Grades have been updated with your scores on the exam. You will receive your exams back in the lab. Please check to make sure that the score you see listed on the paper copy of your exam is the same with the one that is recorded on-line. If you have any questions please let us know.
1. CandyLand Help.

The demo.

The source code for the demo.

This is the code explained in class. Please take a look at it and try to understand it. You are supposed to either finish this program to do what the actual CandyLand prototype is doing or to write a program of your own design that does the same thing.

This part of the lab is helping you with the homework.

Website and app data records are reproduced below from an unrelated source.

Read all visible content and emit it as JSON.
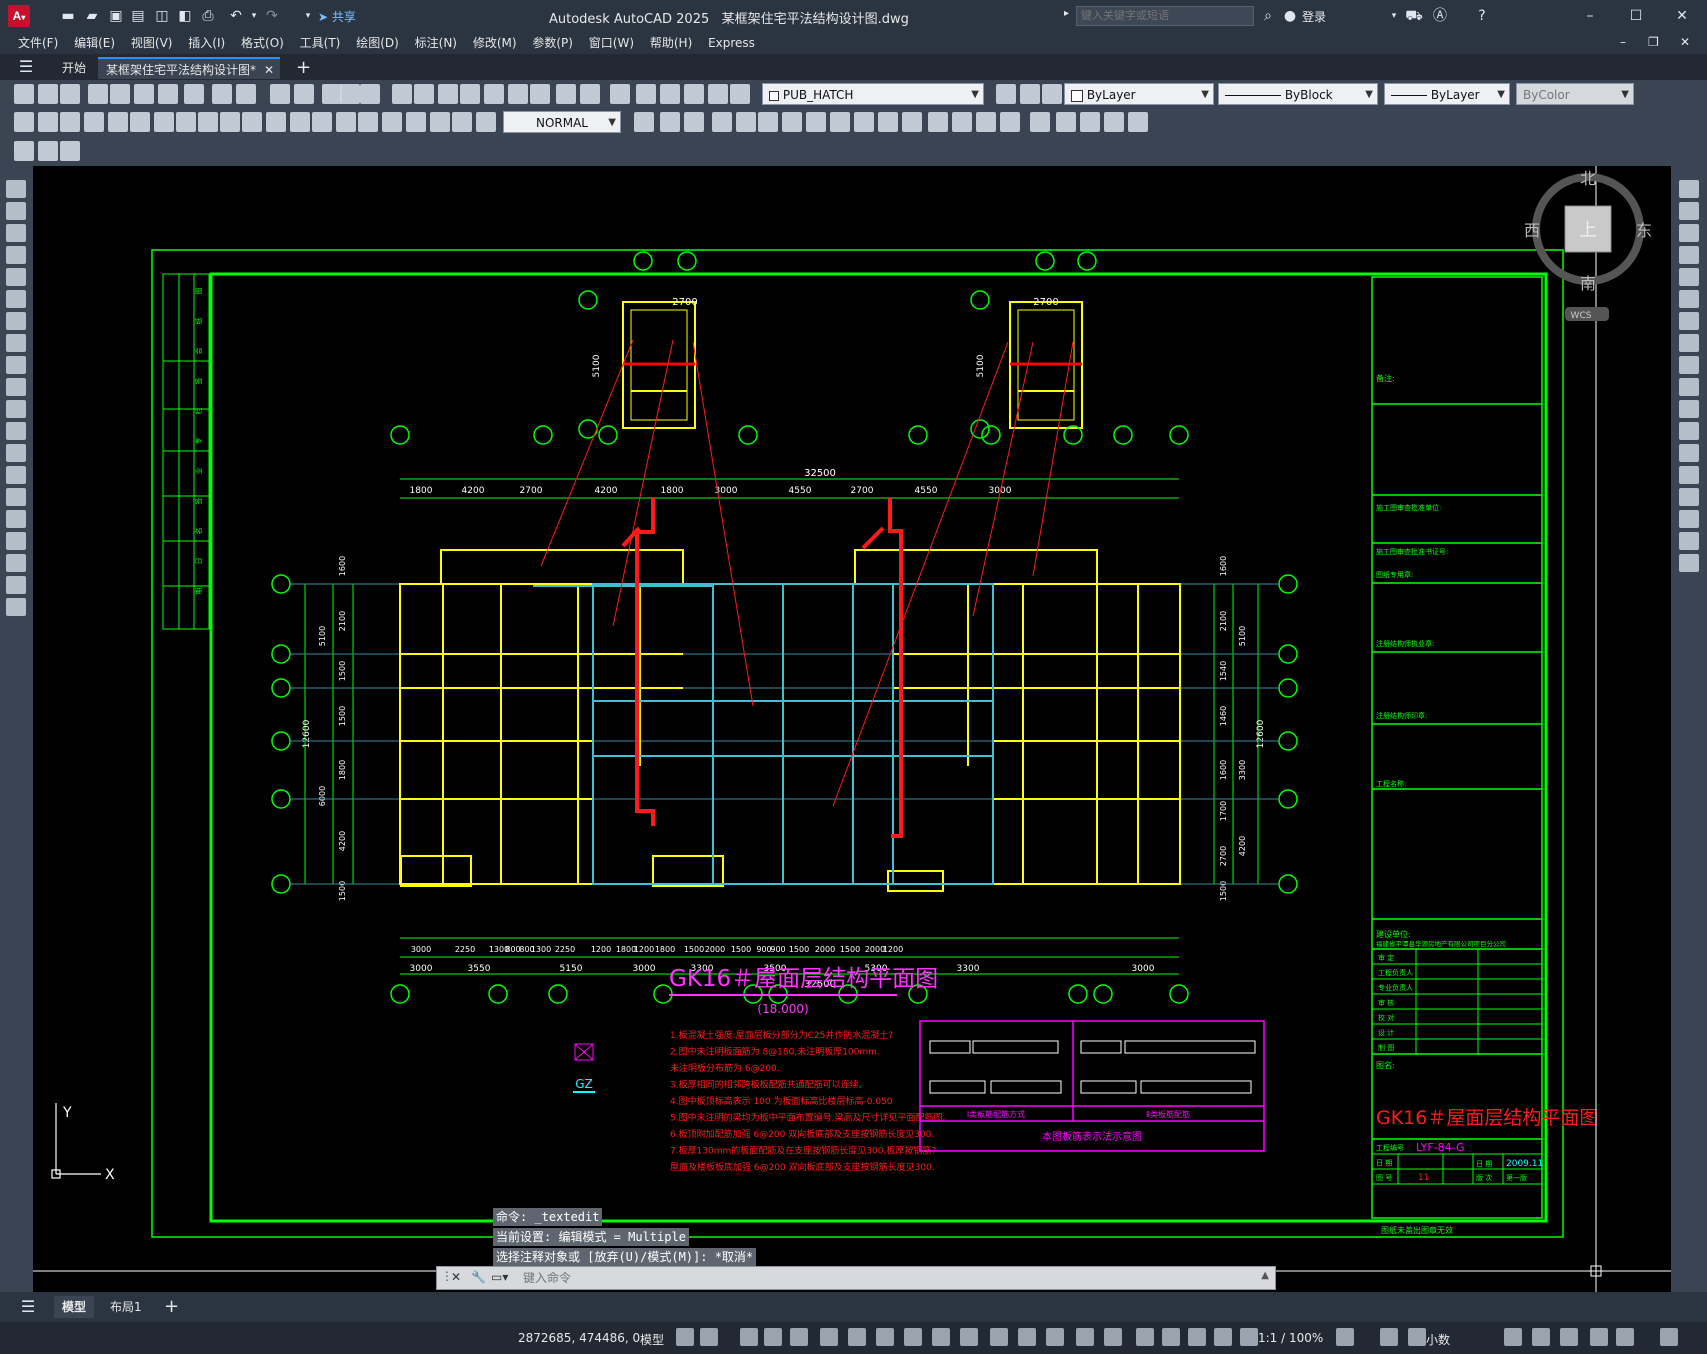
{
  "app": {
    "title": "Autodesk AutoCAD 2025",
    "file_name": "某框架住宅平法结构设计图.dwg",
    "share_label": "共享",
    "search_placeholder": "键入关键字或短语",
    "login_label": "登录"
  },
  "menu": [
    "文件(F)",
    "编辑(E)",
    "视图(V)",
    "插入(I)",
    "格式(O)",
    "工具(T)",
    "绘图(D)",
    "标注(N)",
    "修改(M)",
    "参数(P)",
    "窗口(W)",
    "帮助(H)",
    "Express"
  ],
  "tabs": {
    "start": "开始",
    "doc": "某框架住宅平法结构设计图*"
  },
  "toolbar": {
    "layer": "PUB_HATCH",
    "color": "ByLayer",
    "linetype": "ByBlock",
    "lineweight": "ByLayer",
    "plotstyle": "ByColor",
    "textstyle": "NORMAL"
  },
  "viewcube": {
    "north": "北",
    "south": "南",
    "east": "东",
    "west": "西",
    "top": "上",
    "wcs": "WCS"
  },
  "drawing": {
    "title": "GK16＃屋面层结构平面图",
    "elevation": "(18.000)",
    "total_dim": "32500",
    "top_dims": [
      "1800",
      "4200",
      "2700",
      "4200",
      "1800",
      "3000",
      "4550",
      "2700",
      "4550",
      "3000"
    ],
    "bottom_dims_1": [
      "3000",
      "2250",
      "1300",
      "800",
      "800",
      "1300",
      "2250",
      "1200",
      "1800",
      "1200",
      "1800",
      "1500",
      "2000",
      "1500",
      "900",
      "900",
      "1500",
      "2000",
      "1500",
      "2000",
      "1200"
    ],
    "bottom_dims_2": [
      "3000",
      "3550",
      "5150",
      "3000",
      "3300",
      "3500",
      "5300",
      "3300",
      "3000"
    ],
    "left_dims": [
      "1600",
      "2100",
      "1500",
      "1500",
      "1800",
      "4200",
      "1500"
    ],
    "left_dims_2": [
      "5100",
      "6000"
    ],
    "left_total": "12600",
    "right_dims": [
      "1600",
      "2100",
      "1540",
      "1460",
      "1600",
      "1700",
      "2700",
      "1500"
    ],
    "right_dims_2": [
      "5100",
      "3300",
      "4200"
    ],
    "right_total": "12600",
    "stair_dims": [
      "2700",
      "5100"
    ],
    "gz_label": "GZ",
    "notes": [
      "1.板混凝土强度:屋面层板分部分为C25并作防水混凝土?",
      "2.图中未注明板面筋为 8@180,未注明板厚100mm.",
      "  未注明板分布筋为 6@200.",
      "3.板厚相同的相邻跨板板配筋共通配筋可以连续。",
      "4.图中板顶标高表示 100 为板面标高比楼层标高-0.050",
      "5.图中未注明的梁均为板中平面布置编号,梁高及尺寸详见平面配筋图。",
      "6.板顶附加配筋加强 6@200 双向板底部及支座按钢筋长度见300.",
      "7.板厚130mm的板面配筋及在支座按钢筋长度见300,板厚按钢筋?",
      "  屋面及楼板板底加强 6@200 双向板底部及支座按钢筋长度见300."
    ],
    "legend_caption": "本图板筋表示法示意图",
    "legend_left": "Ⅰ类板筋配筋方式",
    "legend_right": "Ⅱ类板筋配筋",
    "titleblock": {
      "note_label": "备注:",
      "fields": [
        "施工图审查批准单位:",
        "施工图审查批准书证号:",
        "图纸专用章:",
        "注册结构师执业章:",
        "注册结构师印章:",
        "工程名称:"
      ],
      "company_label": "建设单位:",
      "company": "福建省平潭县华源房地产有限公司项目分公司",
      "roles": [
        "审 定",
        "工程负责人",
        "专业负责人",
        "审 核",
        "校 对",
        "设 计",
        "制 图"
      ],
      "drawing_name_label": "图名:",
      "drawing_name": "GK16＃屋面层结构平面图",
      "project_no_label": "工程编号",
      "project_no": "LYF-84-G",
      "date_label": "日 期",
      "date": "2009.11",
      "sheet_label": "图 号",
      "sheet": "11",
      "version_label": "版 次",
      "version": "第一版",
      "footer": "图纸未盖出图章无效"
    },
    "side_strip": [
      "图",
      "纸",
      "会",
      "签",
      "栏",
      "专",
      "业",
      "签",
      "名",
      "日",
      "期"
    ]
  },
  "command": {
    "line1": "命令: _textedit",
    "line2": "当前设置: 编辑模式 = Multiple",
    "line3": "选择注释对象或 [放弃(U)/模式(M)]: *取消*",
    "placeholder": "键入命令"
  },
  "ucs": {
    "x": "X",
    "y": "Y"
  },
  "layout_tabs": [
    "模型",
    "布局1"
  ],
  "status": {
    "coords": "2872685, 474486, 0",
    "model": "模型",
    "scale": "1:1 / 100%",
    "units": "小数"
  }
}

For the ambitious and the extremely ambitious: if the homework is too easy now, go through the next 3 sets of examples and try to figure out how program 4 works. It's quite small but it has no comments.

If you don't get to work on steps 2-4, do not worry! We'll come back to these things. But be sure to check the demos and make sure you get an idea what the programs were supposed to do, even if you don't get to them in lab.

2. Simple, Basic Graphics

Here are two simple examples taken directly from your book. One of them shows how you can draw a small (filled) arc. The other one is getting mouse input and draws small ovals where the mouse has been pressed. Feel free to experiment with more complicated examples after you review the ones below, and the ones in your book.

Drawing circles, arcs and other primitives.

A simple sketching program.

3. Histograms, Pie Charts, Graphs.

Throw a dice and display the outcome in several ways.

We will start with pie charts.

The demo

This demo has a certain distribution already wired in an array. You may want to change the program to make (a new) distribution be generated when you push a button etc. Remember the experimental probabilities (frequencies) that we were measuring in lab 2 (when we were analyzing the fair and unnbiased dies)? You can render those in this way, with pie charts, instead of listing them as columns of numbers.

4. Simple 3-D Rendering.

The demo

I hope that you will find this example intriguing and will want to understand the code. It's a very simple trick used for surface rendering when a surface is a function

z = f(x, y)
of two variables. In our example we are rendering
z = sin(x)
so the y coordinate doesn't play any role.

This trick (or, rather, a similar one) was invented by (a certain) Williamson in 1972 and is a very old technique for rendering that can be generalized to more complex examples.

I decided to use it here for its simplicity.

We'll return to this later, in a broader context.